## EXERCISE
Word for word, print out all of the data, omitting every image.
---- RECORDS SHOWN
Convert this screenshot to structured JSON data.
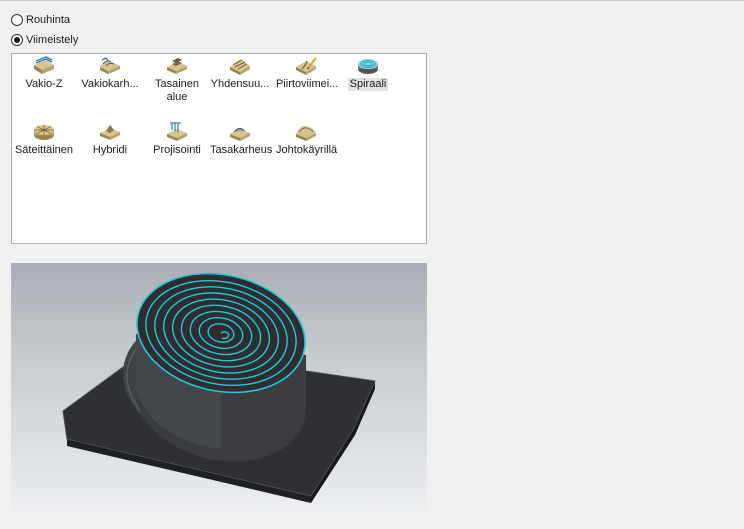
{
  "operation_mode": {
    "options": [
      {
        "label": "Rouhinta",
        "selected": false
      },
      {
        "label": "Viimeistely",
        "selected": true
      }
    ]
  },
  "strategies": {
    "selected": "Spiraali",
    "items": [
      {
        "label": "Vakio-Z",
        "icon": "constant-z-icon"
      },
      {
        "label": "Vakiokarh...",
        "icon": "constant-scallop-icon"
      },
      {
        "label": "Tasainen alue",
        "icon": "flat-area-icon"
      },
      {
        "label": "Yhdensuu...",
        "icon": "parallel-icon"
      },
      {
        "label": "Piirtoviimei...",
        "icon": "pencil-finish-icon"
      },
      {
        "label": "Spiraali",
        "icon": "spiral-icon"
      },
      {
        "label": "Säteittäinen",
        "icon": "radial-icon"
      },
      {
        "label": "Hybridi",
        "icon": "hybrid-icon"
      },
      {
        "label": "Projisointi",
        "icon": "projection-icon"
      },
      {
        "label": "Tasakarheus",
        "icon": "uniform-scallop-icon"
      },
      {
        "label": "Johtokäyrillä",
        "icon": "flowline-icon"
      }
    ]
  },
  "preview": {
    "description_icon": "spiral-toolpath-preview",
    "colors": {
      "toolpath": "#27c6d4",
      "part": "#3b3d40",
      "background_top": "#a9aeb4"
    }
  }
}
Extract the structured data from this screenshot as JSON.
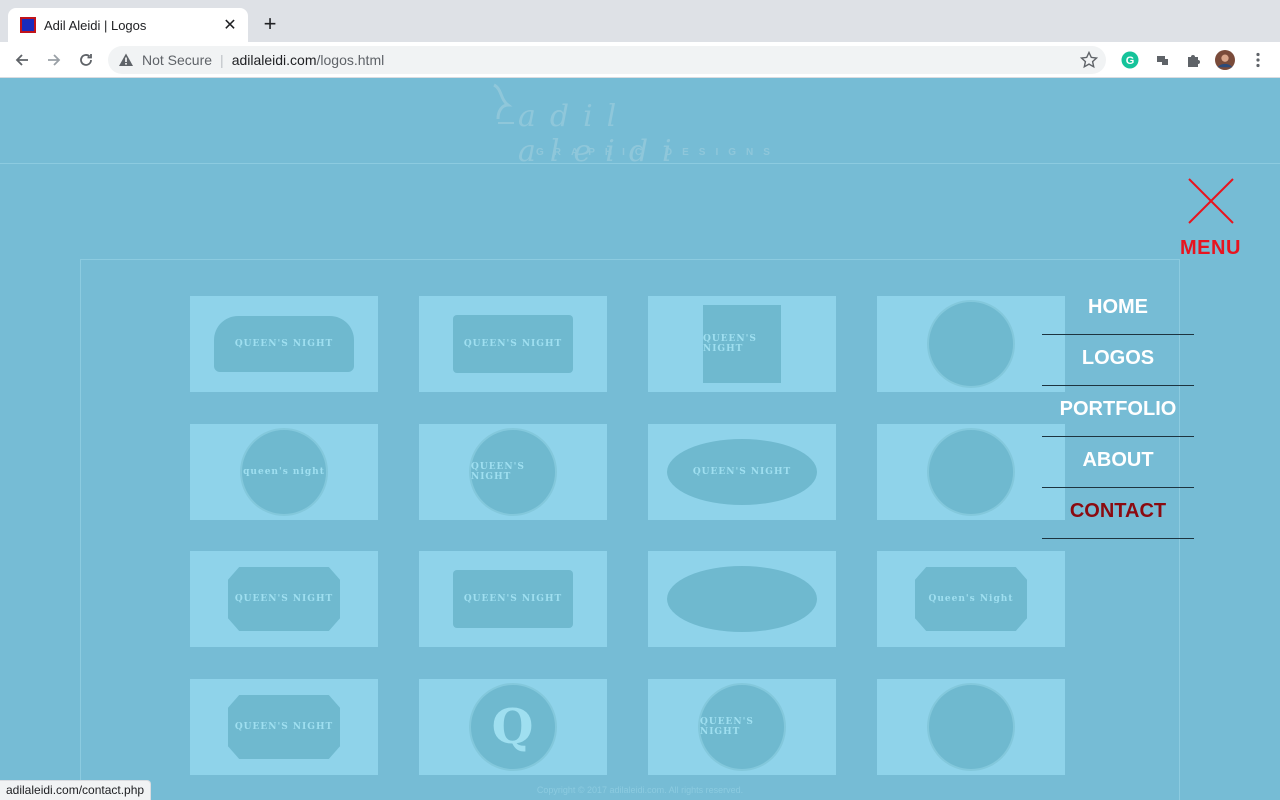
{
  "browser": {
    "tab_title": "Adil Aleidi | Logos",
    "security_label": "Not Secure",
    "url_domain": "adilaleidi.com",
    "url_path": "/logos.html",
    "status_url": "adilaleidi.com/contact.php"
  },
  "site": {
    "logo_text": "adil aleidi",
    "logo_subtitle": "GRAPHIC DESIGNS",
    "copyright": "Copyright © 2017 adilaleidi.com. All rights reserved."
  },
  "menu": {
    "label": "MENU",
    "items": [
      {
        "label": "HOME"
      },
      {
        "label": "LOGOS"
      },
      {
        "label": "PORTFOLIO"
      },
      {
        "label": "ABOUT"
      },
      {
        "label": "CONTACT"
      }
    ],
    "active_color": "#8b0a10",
    "close_color": "#e8141f"
  },
  "logos": [
    {
      "text": "QUEEN'S NIGHT",
      "shape": "banner"
    },
    {
      "text": "QUEEN'S NIGHT",
      "shape": "rect"
    },
    {
      "text": "QUEEN'S NIGHT",
      "shape": "square"
    },
    {
      "text": "",
      "shape": "circle"
    },
    {
      "text": "queen's night",
      "shape": "circle"
    },
    {
      "text": "QUEEN'S NIGHT",
      "shape": "circle"
    },
    {
      "text": "QUEEN'S NIGHT",
      "shape": "oval"
    },
    {
      "text": "",
      "shape": "circle"
    },
    {
      "text": "QUEEN'S NIGHT",
      "shape": "ribbon"
    },
    {
      "text": "QUEEN'S NIGHT",
      "shape": "rect"
    },
    {
      "text": "",
      "shape": "oval"
    },
    {
      "text": "Queen's Night",
      "shape": "ribbon"
    },
    {
      "text": "QUEEN'S NIGHT",
      "shape": "ribbon"
    },
    {
      "text": "Q",
      "shape": "circle"
    },
    {
      "text": "QUEEN'S NIGHT",
      "shape": "circle"
    },
    {
      "text": "",
      "shape": "circle"
    }
  ]
}
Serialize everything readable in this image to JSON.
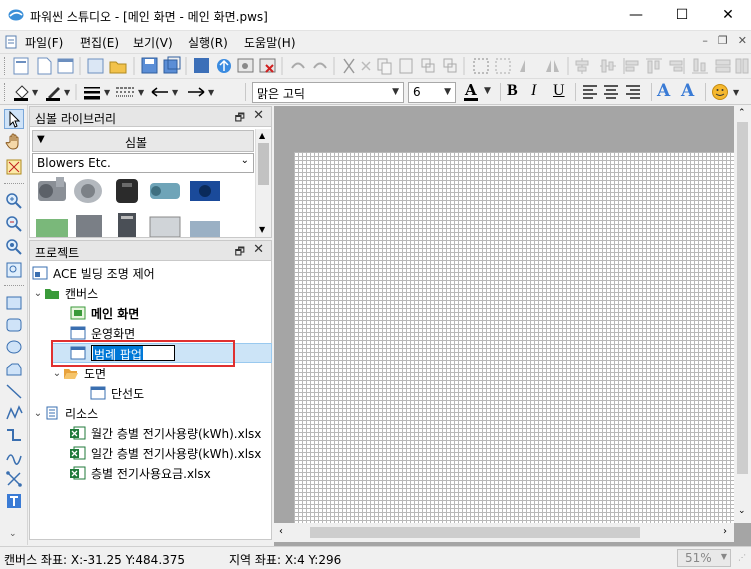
{
  "window": {
    "title": "파워씬 스튜디오 - [메인 화면 - 메인 화면.pws]",
    "minimize": "—",
    "maximize": "☐",
    "close": "✕"
  },
  "menu": {
    "items": [
      "파일(F)",
      "편집(E)",
      "보기(V)",
      "실행(R)",
      "도움말(H)"
    ],
    "mdi_min": "–",
    "mdi_restore": "❐",
    "mdi_close": "✕"
  },
  "toolbar2": {
    "font_name": "맑은 고딕",
    "font_size": "6",
    "bold": "B",
    "italic": "I",
    "underline": "U",
    "text_a1": "A",
    "text_a2": "A"
  },
  "symbol_panel": {
    "title": "심볼 라이브러리",
    "category_header": "심볼",
    "category_selected": "Blowers Etc.",
    "pin": "🗗",
    "close": "✕"
  },
  "project_panel": {
    "title": "프로젝트",
    "pin": "🗗",
    "close": "✕",
    "root": "ACE 빌딩 조명 제어",
    "canvases_folder": "캔버스",
    "canvases": [
      "메인 화면",
      "운영화면"
    ],
    "editing_value": "범례 팝업",
    "drawings_folder": "도면",
    "drawings": [
      "단선도"
    ],
    "resources_folder": "리소스",
    "resources": [
      "월간 층별 전기사용량(kWh).xlsx",
      "일간 층별 전기사용량(kWh).xlsx",
      "층별 전기사용요금.xlsx"
    ]
  },
  "status": {
    "canvas_coord": "캔버스 좌표: X:-31.25 Y:484.375",
    "region_coord": "지역 좌표: X:4 Y:296",
    "zoom": "51%"
  },
  "colors": {
    "accent_red": "#e03030",
    "selection_blue": "#1a6fe0",
    "folder_green": "#3a9a3a",
    "excel_green": "#1f7a3a"
  }
}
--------
## RESULT FOR THIS TASK
Convert this screenshot to structured JSON data.
{
  "operation_mode": {
    "options": [
      {
        "label": "Rouhinta",
        "selected": false
      },
      {
        "label": "Viimeistely",
        "selected": true
      }
    ]
  },
  "strategies": {
    "selected": "Spiraali",
    "items": [
      {
        "label": "Vakio-Z",
        "icon": "constant-z-icon"
      },
      {
        "label": "Vakiokarh...",
        "icon": "constant-scallop-icon"
      },
      {
        "label": "Tasainen alue",
        "icon": "flat-area-icon"
      },
      {
        "label": "Yhdensuu...",
        "icon": "parallel-icon"
      },
      {
        "label": "Piirtoviimei...",
        "icon": "pencil-finish-icon"
      },
      {
        "label": "Spiraali",
        "icon": "spiral-icon"
      },
      {
        "label": "Säteittäinen",
        "icon": "radial-icon"
      },
      {
        "label": "Hybridi",
        "icon": "hybrid-icon"
      },
      {
        "label": "Projisointi",
        "icon": "projection-icon"
      },
      {
        "label": "Tasakarheus",
        "icon": "uniform-scallop-icon"
      },
      {
        "label": "Johtokäyrillä",
        "icon": "flowline-icon"
      }
    ]
  },
  "preview": {
    "description_icon": "spiral-toolpath-preview",
    "colors": {
      "toolpath": "#27c6d4",
      "part": "#3b3d40",
      "background_top": "#a9aeb4"
    }
  }
}
Extract the structured data from this screenshot as JSON.
{
  "browser": {
    "tab_title": "Adil Aleidi | Logos",
    "security_label": "Not Secure",
    "url_domain": "adilaleidi.com",
    "url_path": "/logos.html",
    "status_url": "adilaleidi.com/contact.php"
  },
  "site": {
    "logo_text": "adil aleidi",
    "logo_subtitle": "GRAPHIC DESIGNS",
    "copyright": "Copyright © 2017 adilaleidi.com. All rights reserved."
  },
  "menu": {
    "label": "MENU",
    "items": [
      {
        "label": "HOME"
      },
      {
        "label": "LOGOS"
      },
      {
        "label": "PORTFOLIO"
      },
      {
        "label": "ABOUT"
      },
      {
        "label": "CONTACT"
      }
    ],
    "active_color": "#8b0a10",
    "close_color": "#e8141f"
  },
  "logos": [
    {
      "text": "QUEEN'S NIGHT",
      "shape": "banner"
    },
    {
      "text": "QUEEN'S NIGHT",
      "shape": "rect"
    },
    {
      "text": "QUEEN'S NIGHT",
      "shape": "square"
    },
    {
      "text": "",
      "shape": "circle"
    },
    {
      "text": "queen's night",
      "shape": "circle"
    },
    {
      "text": "QUEEN'S NIGHT",
      "shape": "circle"
    },
    {
      "text": "QUEEN'S NIGHT",
      "shape": "oval"
    },
    {
      "text": "",
      "shape": "circle"
    },
    {
      "text": "QUEEN'S NIGHT",
      "shape": "ribbon"
    },
    {
      "text": "QUEEN'S NIGHT",
      "shape": "rect"
    },
    {
      "text": "",
      "shape": "oval"
    },
    {
      "text": "Queen's Night",
      "shape": "ribbon"
    },
    {
      "text": "QUEEN'S NIGHT",
      "shape": "ribbon"
    },
    {
      "text": "Q",
      "shape": "circle"
    },
    {
      "text": "QUEEN'S NIGHT",
      "shape": "circle"
    },
    {
      "text": "",
      "shape": "circle"
    }
  ]
}
Serialize everything readable in this image to JSON.
{
  "window": {
    "title": "파워씬 스튜디오 - [메인 화면 - 메인 화면.pws]",
    "minimize": "—",
    "maximize": "☐",
    "close": "✕"
  },
  "menu": {
    "items": [
      "파일(F)",
      "편집(E)",
      "보기(V)",
      "실행(R)",
      "도움말(H)"
    ],
    "mdi_min": "–",
    "mdi_restore": "❐",
    "mdi_close": "✕"
  },
  "toolbar2": {
    "font_name": "맑은 고딕",
    "font_size": "6",
    "bold": "B",
    "italic": "I",
    "underline": "U",
    "text_a1": "A",
    "text_a2": "A"
  },
  "symbol_panel": {
    "title": "심볼 라이브러리",
    "category_header": "심볼",
    "category_selected": "Blowers Etc.",
    "pin": "🗗",
    "close": "✕"
  },
  "project_panel": {
    "title": "프로젝트",
    "pin": "🗗",
    "close": "✕",
    "root": "ACE 빌딩 조명 제어",
    "canvases_folder": "캔버스",
    "canvases": [
      "메인 화면",
      "운영화면"
    ],
    "editing_value": "범례 팝업",
    "drawings_folder": "도면",
    "drawings": [
      "단선도"
    ],
    "resources_folder": "리소스",
    "resources": [
      "월간 층별 전기사용량(kWh).xlsx",
      "일간 층별 전기사용량(kWh).xlsx",
      "층별 전기사용요금.xlsx"
    ]
  },
  "status": {
    "canvas_coord": "캔버스 좌표: X:-31.25 Y:484.375",
    "region_coord": "지역 좌표: X:4 Y:296",
    "zoom": "51%"
  },
  "colors": {
    "accent_red": "#e03030",
    "selection_blue": "#1a6fe0",
    "folder_green": "#3a9a3a",
    "excel_green": "#1f7a3a"
  }
}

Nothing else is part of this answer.